▶ _What is needed_
Please find the lines in the following records that hold "label", and copy them.

[Excerpts from an interface dataset]
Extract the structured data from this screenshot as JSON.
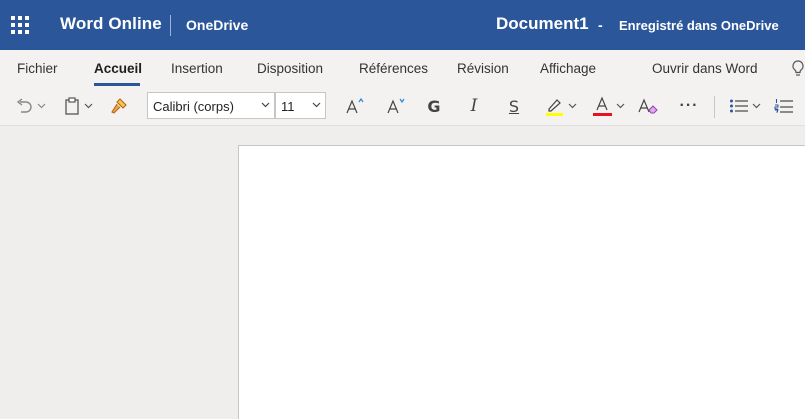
{
  "header": {
    "app_name": "Word Online",
    "service": "OneDrive",
    "doc_title": "Document1",
    "separator": "-",
    "save_status": "Enregistré dans OneDrive"
  },
  "ribbon": {
    "tabs": [
      {
        "label": "Fichier"
      },
      {
        "label": "Accueil",
        "active": true
      },
      {
        "label": "Insertion"
      },
      {
        "label": "Disposition"
      },
      {
        "label": "Références"
      },
      {
        "label": "Révision"
      },
      {
        "label": "Affichage"
      },
      {
        "label": "Ouvrir dans Word"
      }
    ]
  },
  "toolbar": {
    "font_name": "Calibri (corps)",
    "font_size": "11",
    "bold_glyph": "G",
    "italic_glyph": "I",
    "strike_glyph": "S",
    "more_glyph": "···",
    "highlight_color": "#ffff00",
    "font_color": "#e81123"
  },
  "icons": [
    "app-launcher-icon",
    "undo-icon",
    "paste-icon",
    "format-painter-icon",
    "grow-font-icon",
    "shrink-font-icon",
    "highlight-icon",
    "font-color-icon",
    "clear-format-icon",
    "bullets-icon",
    "numbering-icon",
    "lightbulb-icon"
  ],
  "theme": {
    "brand": "#2b579a"
  }
}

▶ _Solution for this exercise_
        "label": "Fichier"
        "label": "Accueil",
        "label": "Insertion"
        "label": "Disposition"
        "label": "Références"
        "label": "Révision"
        "label": "Affichage"
        "label": "Ouvrir dans Word"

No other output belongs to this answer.